As a legally binding agreement God instituted that all male descendants and members of Abraham's household had to be circumcised. This served as a physical mark and indication of the covenant between Abraham and God. All the males who were not circumcised would have to be cut off from their people as outcasts.
Not only did God make a covenant with Abraham and require circumcision, He also decreed that his wife's name would be changed to Sarah rather than Sarai; for should we be blessed as the mother of many nations. In disbelief Abraham fell facedown and laughed pondering to himself that a son could be born to a man of nearly a hundred and a woman in her nineties.
Abraham proceeded in obedience to God's decree of circumcision and every male in his household was circumcised, meaning Abraham was circumcised at the age of ninety-nine.
The Three Figures
One day, God appeared to Abraham who was sitting in the entrance of his tent, near Mamre during the hottest part of the day. Abraham spotted the LORD appearing as three figures. So Abraham went up and knelled before the figures and offered them food. God obliged and Abraham ordered his wife and servants to retrieve food to feed the visitors. As Abraham ate with the figures he was told that around the same time the next year God would return and Sarah would bear a son. Sarah who sat behind them in the tent heard this and laughed to herself.
Pleas for Sodom
When God asked Abraham why Sarah had laughed, Sarah lied and said she did not. God knew this however and told her that she had laughed. As the LORD in three figures prepared to leave they looked down towards Sodom. Then God explained that the sin of the city had been great and that He planned to have it destroyed.
Father of the Hebrews
Conversation with a rich man
During Jesus' ministry he gave an account concerning Abraham, likely an actual account (or could have been a parable). There was a rich man who lived in luxury who neglected a homeless beggar named Lazarus.
Eventually the beggar Lazarus died and he came and was at the side of Abraham. Sometime later the rich man died. While in Hell the rich man could see Abraham so he called out to him referring to him as father. Abraham was far away in Heaven when he heard the rich man asking him to send Lazarus to provide him comfort in his torture. Rather Abraham told the rich man that in his lifetime he received good things, while Lazarus experienced bad things. Abraham went on to say that even if he were to send Lazarus, there was a great space between Heaven and here that could not be crossed.
Abraham continued to receive pleas, asking him to send Lazarus to his family to warn them. Still Abraham told the rich man that they had the Old Testament Law and Prophets to look at for guidance in living.
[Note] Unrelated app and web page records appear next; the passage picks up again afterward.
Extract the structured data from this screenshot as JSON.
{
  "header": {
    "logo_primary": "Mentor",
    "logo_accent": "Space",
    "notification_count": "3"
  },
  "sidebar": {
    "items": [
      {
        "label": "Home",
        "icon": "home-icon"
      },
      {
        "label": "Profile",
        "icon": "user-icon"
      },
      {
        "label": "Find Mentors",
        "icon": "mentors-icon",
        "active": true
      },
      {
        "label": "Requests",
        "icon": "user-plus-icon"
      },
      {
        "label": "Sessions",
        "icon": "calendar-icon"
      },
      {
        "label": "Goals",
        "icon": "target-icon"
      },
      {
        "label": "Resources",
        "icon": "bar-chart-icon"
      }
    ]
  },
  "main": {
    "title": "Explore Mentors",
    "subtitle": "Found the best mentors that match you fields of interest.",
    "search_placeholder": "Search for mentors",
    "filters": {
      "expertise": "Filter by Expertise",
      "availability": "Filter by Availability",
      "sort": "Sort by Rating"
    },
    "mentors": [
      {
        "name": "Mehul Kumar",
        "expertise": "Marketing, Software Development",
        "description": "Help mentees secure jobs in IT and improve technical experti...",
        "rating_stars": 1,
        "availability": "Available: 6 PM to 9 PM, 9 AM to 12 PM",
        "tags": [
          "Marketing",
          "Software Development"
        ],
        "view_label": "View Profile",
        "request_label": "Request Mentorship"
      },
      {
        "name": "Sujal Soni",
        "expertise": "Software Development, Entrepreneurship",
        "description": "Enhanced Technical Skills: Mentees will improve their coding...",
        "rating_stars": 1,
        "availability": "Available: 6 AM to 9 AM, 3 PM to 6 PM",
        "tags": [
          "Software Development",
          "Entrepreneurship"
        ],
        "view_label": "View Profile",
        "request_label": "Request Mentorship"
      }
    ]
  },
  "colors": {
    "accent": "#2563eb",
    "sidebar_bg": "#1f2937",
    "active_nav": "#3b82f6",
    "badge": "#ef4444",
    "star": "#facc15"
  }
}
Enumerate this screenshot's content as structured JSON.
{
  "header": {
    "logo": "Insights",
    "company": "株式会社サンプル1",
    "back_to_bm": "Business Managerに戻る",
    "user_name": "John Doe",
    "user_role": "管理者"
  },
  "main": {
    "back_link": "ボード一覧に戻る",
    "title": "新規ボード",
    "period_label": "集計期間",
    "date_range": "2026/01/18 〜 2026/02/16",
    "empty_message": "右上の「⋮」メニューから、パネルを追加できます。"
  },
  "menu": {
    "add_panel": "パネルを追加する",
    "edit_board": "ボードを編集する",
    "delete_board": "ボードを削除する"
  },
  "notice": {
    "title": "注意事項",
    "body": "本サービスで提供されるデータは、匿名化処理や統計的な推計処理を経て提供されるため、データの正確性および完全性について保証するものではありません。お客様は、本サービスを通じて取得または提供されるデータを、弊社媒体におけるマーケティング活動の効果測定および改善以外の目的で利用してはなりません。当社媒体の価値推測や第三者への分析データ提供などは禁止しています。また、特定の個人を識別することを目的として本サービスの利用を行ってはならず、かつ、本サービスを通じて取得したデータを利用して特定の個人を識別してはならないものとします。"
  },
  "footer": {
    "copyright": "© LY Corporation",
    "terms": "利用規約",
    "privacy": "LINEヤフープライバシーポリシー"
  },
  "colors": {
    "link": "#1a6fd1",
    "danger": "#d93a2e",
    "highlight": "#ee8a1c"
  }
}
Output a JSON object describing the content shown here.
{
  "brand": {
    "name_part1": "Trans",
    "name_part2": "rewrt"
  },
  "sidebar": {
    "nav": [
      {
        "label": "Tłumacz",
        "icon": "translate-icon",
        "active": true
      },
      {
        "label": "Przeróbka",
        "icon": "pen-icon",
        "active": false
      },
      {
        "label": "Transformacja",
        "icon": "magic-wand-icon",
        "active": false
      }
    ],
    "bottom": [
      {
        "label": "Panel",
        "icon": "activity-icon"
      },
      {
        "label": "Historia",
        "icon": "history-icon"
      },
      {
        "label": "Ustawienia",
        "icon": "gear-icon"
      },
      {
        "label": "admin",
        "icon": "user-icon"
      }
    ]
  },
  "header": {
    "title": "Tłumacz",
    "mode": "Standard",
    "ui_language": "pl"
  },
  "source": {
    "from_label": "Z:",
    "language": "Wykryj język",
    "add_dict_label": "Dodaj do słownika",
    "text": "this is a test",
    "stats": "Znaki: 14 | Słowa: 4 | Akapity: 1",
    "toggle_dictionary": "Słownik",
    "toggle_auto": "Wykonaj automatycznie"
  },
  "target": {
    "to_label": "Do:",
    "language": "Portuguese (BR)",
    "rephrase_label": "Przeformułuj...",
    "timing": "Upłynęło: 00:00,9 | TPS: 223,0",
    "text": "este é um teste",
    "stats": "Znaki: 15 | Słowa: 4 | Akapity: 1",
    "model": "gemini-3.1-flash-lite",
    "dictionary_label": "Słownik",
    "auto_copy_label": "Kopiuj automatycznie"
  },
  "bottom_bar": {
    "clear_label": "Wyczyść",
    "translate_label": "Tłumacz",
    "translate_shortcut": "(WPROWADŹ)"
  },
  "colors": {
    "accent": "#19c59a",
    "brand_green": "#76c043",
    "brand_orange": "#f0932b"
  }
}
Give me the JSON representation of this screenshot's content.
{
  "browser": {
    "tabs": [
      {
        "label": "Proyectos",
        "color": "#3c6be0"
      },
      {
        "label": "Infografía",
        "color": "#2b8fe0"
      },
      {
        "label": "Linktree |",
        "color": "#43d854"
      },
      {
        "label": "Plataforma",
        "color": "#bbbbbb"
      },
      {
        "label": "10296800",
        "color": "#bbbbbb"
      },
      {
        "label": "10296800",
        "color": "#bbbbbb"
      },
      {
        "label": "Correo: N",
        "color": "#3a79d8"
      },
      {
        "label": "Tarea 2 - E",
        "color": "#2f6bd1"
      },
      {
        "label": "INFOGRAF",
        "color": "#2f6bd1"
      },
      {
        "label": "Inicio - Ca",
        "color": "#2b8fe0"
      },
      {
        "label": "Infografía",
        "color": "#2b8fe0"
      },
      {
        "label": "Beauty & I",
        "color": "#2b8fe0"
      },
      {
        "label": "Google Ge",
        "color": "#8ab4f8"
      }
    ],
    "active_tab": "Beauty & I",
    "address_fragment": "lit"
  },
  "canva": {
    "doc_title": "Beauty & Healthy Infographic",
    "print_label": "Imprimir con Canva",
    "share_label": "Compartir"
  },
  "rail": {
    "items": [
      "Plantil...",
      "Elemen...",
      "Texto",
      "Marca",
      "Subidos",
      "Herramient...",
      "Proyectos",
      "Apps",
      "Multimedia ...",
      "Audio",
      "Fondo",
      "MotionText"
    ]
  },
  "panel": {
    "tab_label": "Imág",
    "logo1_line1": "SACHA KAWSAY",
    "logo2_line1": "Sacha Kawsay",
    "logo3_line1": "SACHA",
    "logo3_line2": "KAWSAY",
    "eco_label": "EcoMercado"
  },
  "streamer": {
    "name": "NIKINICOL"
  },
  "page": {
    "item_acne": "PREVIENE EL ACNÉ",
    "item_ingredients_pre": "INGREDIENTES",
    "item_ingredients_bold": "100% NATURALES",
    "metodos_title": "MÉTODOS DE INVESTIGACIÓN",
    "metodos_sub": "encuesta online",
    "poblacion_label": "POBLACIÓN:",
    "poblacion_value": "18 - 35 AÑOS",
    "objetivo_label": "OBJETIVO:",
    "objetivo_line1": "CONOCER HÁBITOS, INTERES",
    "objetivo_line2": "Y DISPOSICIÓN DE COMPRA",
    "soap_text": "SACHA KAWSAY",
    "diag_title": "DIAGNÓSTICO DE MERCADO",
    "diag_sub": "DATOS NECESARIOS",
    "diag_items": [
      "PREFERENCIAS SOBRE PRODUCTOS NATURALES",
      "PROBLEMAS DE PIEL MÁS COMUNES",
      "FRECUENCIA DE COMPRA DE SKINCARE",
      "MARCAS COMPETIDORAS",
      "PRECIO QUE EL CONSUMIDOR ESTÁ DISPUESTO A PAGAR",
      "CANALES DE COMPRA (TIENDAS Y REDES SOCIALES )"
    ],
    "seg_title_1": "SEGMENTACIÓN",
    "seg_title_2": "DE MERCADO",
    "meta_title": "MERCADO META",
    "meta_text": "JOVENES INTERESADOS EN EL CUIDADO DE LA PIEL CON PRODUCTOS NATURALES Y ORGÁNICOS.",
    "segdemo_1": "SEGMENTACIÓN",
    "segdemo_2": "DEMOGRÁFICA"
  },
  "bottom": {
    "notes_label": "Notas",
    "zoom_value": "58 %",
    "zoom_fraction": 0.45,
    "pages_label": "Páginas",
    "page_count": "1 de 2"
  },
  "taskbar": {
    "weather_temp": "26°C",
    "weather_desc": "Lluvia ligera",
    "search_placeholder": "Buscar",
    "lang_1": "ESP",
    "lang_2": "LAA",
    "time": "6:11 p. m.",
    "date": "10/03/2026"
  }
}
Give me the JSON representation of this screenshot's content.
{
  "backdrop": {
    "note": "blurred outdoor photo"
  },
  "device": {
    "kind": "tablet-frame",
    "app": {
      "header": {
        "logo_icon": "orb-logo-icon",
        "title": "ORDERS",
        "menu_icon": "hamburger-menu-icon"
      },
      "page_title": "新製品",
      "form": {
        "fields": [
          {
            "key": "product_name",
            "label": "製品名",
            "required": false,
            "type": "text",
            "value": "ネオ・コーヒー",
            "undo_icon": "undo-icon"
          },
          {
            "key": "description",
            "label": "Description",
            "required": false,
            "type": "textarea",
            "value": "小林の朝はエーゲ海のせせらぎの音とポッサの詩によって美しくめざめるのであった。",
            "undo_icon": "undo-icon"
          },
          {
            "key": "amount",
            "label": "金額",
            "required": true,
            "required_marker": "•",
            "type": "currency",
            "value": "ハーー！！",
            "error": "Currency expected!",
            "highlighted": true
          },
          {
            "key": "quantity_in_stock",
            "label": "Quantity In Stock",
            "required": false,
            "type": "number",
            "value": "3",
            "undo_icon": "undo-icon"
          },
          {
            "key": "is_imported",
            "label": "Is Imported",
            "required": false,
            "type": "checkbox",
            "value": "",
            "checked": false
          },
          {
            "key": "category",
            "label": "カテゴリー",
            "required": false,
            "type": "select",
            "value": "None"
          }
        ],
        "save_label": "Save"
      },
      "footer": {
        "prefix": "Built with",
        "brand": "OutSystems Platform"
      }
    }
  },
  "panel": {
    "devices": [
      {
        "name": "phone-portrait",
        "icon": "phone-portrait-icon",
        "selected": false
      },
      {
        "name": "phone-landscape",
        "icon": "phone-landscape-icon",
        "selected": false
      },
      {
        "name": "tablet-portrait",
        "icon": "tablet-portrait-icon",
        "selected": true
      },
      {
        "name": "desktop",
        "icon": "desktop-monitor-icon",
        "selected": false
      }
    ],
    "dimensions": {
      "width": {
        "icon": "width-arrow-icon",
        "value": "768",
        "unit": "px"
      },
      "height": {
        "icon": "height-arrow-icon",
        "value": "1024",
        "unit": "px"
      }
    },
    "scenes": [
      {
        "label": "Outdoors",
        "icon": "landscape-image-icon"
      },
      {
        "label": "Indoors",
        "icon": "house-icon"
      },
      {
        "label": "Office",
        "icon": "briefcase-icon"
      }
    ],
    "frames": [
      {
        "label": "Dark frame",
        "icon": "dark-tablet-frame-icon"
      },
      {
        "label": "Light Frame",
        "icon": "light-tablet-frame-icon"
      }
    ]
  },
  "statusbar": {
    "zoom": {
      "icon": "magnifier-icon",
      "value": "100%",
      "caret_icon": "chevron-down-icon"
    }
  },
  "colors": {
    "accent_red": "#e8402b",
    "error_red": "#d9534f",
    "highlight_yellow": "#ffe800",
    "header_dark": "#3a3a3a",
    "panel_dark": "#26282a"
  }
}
The rich man continued asking "Father Abraham" to send Lazarus to warn his family, so that they may repent. Again Abraham said if his family did not obey Scripture, they would not repent even if they saw a spirit. If this was an actual account, this would indicate Abraham may have some dominion over his ancestors in Heaven (and maybe even Hell).
If the account was a parable or allegory, it shows the reverence by the Jews and Hebrews of Abraham as their ancestor, as he was called "Father Abraham". In addition he was an important "spiritual figure" which shows his importance to the culture, being parabolic in this case.
- ↑ Genesis 17:3-5; Nehemiah 9:7 (Link)
- ↑ Genesis 12:1-3 (Link)
- ↑ Genesis 17:1-14 (Link)
- ↑ Genesis 11:26-27 (Link)
- ↑ Joshua 24:2 (Link)
- ↑ Genesis 11:29 (Link)
- ↑ Genesis 11:30 (Link)
- ↑ Genesis 11:31 (Link)
- ↑ Genesis 12:1-4 (Link)
- ↑ Genesis 12:6-9 (Link)
- ↑ Genesis 12:10-15 (Link)
- ↑ Genesis 12:16, 13:2 (Link)
- ↑ Genesis 12:17-13:1 (Link)
- ↑ Genesis 13:3-12 (Link)
- ↑ Genesis 13:14-18 (Link)
- ↑ Genesis 14:1-16 (Link)
- ↑ Genesis 14:17-24 (Link)
- ↑ Genesis 15:1-6 (Link)
- ↑ Genesis 15:9-18 (Link)
- ↑ Genesis 16:1-6 (Link)
- ↑ Genesis 16:9-14 (Link)
- ↑ Genesis 16:15-16 (Link)
- ↑ Genesis 17:1-8 (Link)
- ↑ Genesis 17:9-14 (Link)
- ↑ Genesis 17:15-18 (Link)
- ↑ Genesis 17:23-27 (Link)
- ↑ Luke 16:19-31 (Link)